“Government should allow assessees to claim depreciation on assets funded by subsidy under the IBPS,” highlighted an ASSOCHAM pre-budget recommendation submitted to the Centre.
One reason why the Government did not receive expected response for IBPS which was launched under the Digital India programme, observed the chamber, as the overall benefit under the IBPS scheme will be reduced by 33 per cent as assessees cannot claim depreciation on assets funded by the Government subsidy.
The IBPS offers subsidy of up to 50 per cent of capital expenditure or Rs one lakh per seat, whichever is lower, for setting up BPO units in small towns and villages and to create employment there.
As Government has offered Capital Support: up to 50 per cent of one time capital expenditure incurred, this expenditure will be reduced from the cost of capital assets which will, in turn, reduce depreciation amount as per ICDS VII. “This will increase the direct tax burden on such assessees.”
ASSOCHAM has also suggested for setting up a Venture Capital pool initiated and coordinated by a bank/SPV (special purpose vehicle)/PPP (public private partnership) mode to boost availability of capital funds to the electronics sector.
“A venture capital pool be created and allied tax incentive provided, funds of such pool shall be used by genuine private players through a stringent mechanism,” it observed.
It said that while contributors may be offered tax incentives on the dividend, manufactures may be provided with tax exemptions.
The chamber has recommended that weighted deduction of 150-200 per cent of actual cost for finance, energy and logistics cost be allowed on specified components.
“The costs pertaining to finance, energy and logistics/transportation constitute major portion of the consumer electronics sector, further, these costs are auditable and duly included in the financial statements of a company,” said ASSOCHAM.

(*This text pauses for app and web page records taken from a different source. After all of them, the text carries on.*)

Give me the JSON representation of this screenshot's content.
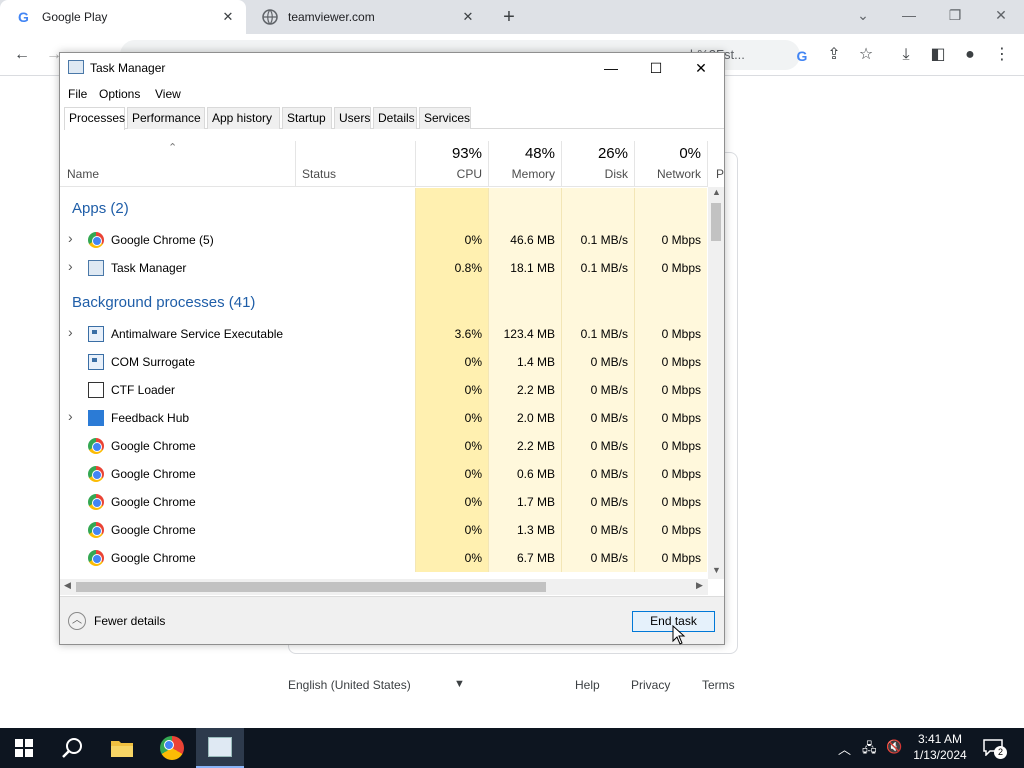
{
  "browser": {
    "tabs": [
      {
        "title": "Google Play",
        "active": true
      },
      {
        "title": "teamviewer.com",
        "active": false
      }
    ],
    "url_fragment": "b%2Fst..."
  },
  "page_footer": {
    "language": "English (United States)",
    "links": [
      "Help",
      "Privacy",
      "Terms"
    ]
  },
  "task_manager": {
    "title": "Task Manager",
    "menu": [
      "File",
      "Options",
      "View"
    ],
    "tabs": [
      "Processes",
      "Performance",
      "App history",
      "Startup",
      "Users",
      "Details",
      "Services"
    ],
    "active_tab": "Processes",
    "columns": {
      "name": "Name",
      "status": "Status",
      "cpu": {
        "pct": "93%",
        "label": "CPU"
      },
      "memory": {
        "pct": "48%",
        "label": "Memory"
      },
      "disk": {
        "pct": "26%",
        "label": "Disk"
      },
      "network": {
        "pct": "0%",
        "label": "Network"
      },
      "power_partial": "P"
    },
    "groups": {
      "apps": "Apps (2)",
      "background": "Background processes (41)"
    },
    "app_rows": [
      {
        "name": "Google Chrome (5)",
        "icon": "chrome-icon",
        "expand": true,
        "cpu": "0%",
        "memory": "46.6 MB",
        "disk": "0.1 MB/s",
        "network": "0 Mbps"
      },
      {
        "name": "Task Manager",
        "icon": "task-manager-icon",
        "expand": true,
        "cpu": "0.8%",
        "memory": "18.1 MB",
        "disk": "0.1 MB/s",
        "network": "0 Mbps"
      }
    ],
    "bg_rows": [
      {
        "name": "Antimalware Service Executable",
        "icon": "service-icon",
        "expand": true,
        "cpu": "3.6%",
        "memory": "123.4 MB",
        "disk": "0.1 MB/s",
        "network": "0 Mbps"
      },
      {
        "name": "COM Surrogate",
        "icon": "service-icon",
        "expand": false,
        "cpu": "0%",
        "memory": "1.4 MB",
        "disk": "0 MB/s",
        "network": "0 Mbps"
      },
      {
        "name": "CTF Loader",
        "icon": "ctf-icon",
        "expand": false,
        "cpu": "0%",
        "memory": "2.2 MB",
        "disk": "0 MB/s",
        "network": "0 Mbps"
      },
      {
        "name": "Feedback Hub",
        "icon": "feedback-hub-icon",
        "expand": true,
        "cpu": "0%",
        "memory": "2.0 MB",
        "disk": "0 MB/s",
        "network": "0 Mbps"
      },
      {
        "name": "Google Chrome",
        "icon": "chrome-icon",
        "expand": false,
        "cpu": "0%",
        "memory": "2.2 MB",
        "disk": "0 MB/s",
        "network": "0 Mbps"
      },
      {
        "name": "Google Chrome",
        "icon": "chrome-icon",
        "expand": false,
        "cpu": "0%",
        "memory": "0.6 MB",
        "disk": "0 MB/s",
        "network": "0 Mbps"
      },
      {
        "name": "Google Chrome",
        "icon": "chrome-icon",
        "expand": false,
        "cpu": "0%",
        "memory": "1.7 MB",
        "disk": "0 MB/s",
        "network": "0 Mbps"
      },
      {
        "name": "Google Chrome",
        "icon": "chrome-icon",
        "expand": false,
        "cpu": "0%",
        "memory": "1.3 MB",
        "disk": "0 MB/s",
        "network": "0 Mbps"
      },
      {
        "name": "Google Chrome",
        "icon": "chrome-icon",
        "expand": false,
        "cpu": "0%",
        "memory": "6.7 MB",
        "disk": "0 MB/s",
        "network": "0 Mbps"
      }
    ],
    "fewer_details": "Fewer details",
    "end_task": "End task"
  },
  "taskbar": {
    "time": "3:41 AM",
    "date": "1/13/2024",
    "notification_count": "2"
  },
  "colors": {
    "cpu_hot": "#fff0b0",
    "col_light": "#fff8dc",
    "group_blue": "#1f5ea8",
    "accent": "#0078d7"
  }
}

The chamber recommended that in line with global principles for taxation of software and judicial pronouncements of Hon’ble Supreme Court in the case of customs and service tax, it should be clarified that distribution of copyrighted articles being software forming integral part of the hardware would not fall within the ambit of ‘royalty.’
It highlighted that there is currently dispute with respect to taxability of royalty in case of software (being copyrighted article) that forms part of hardware.
Tuesday, January 24, 2017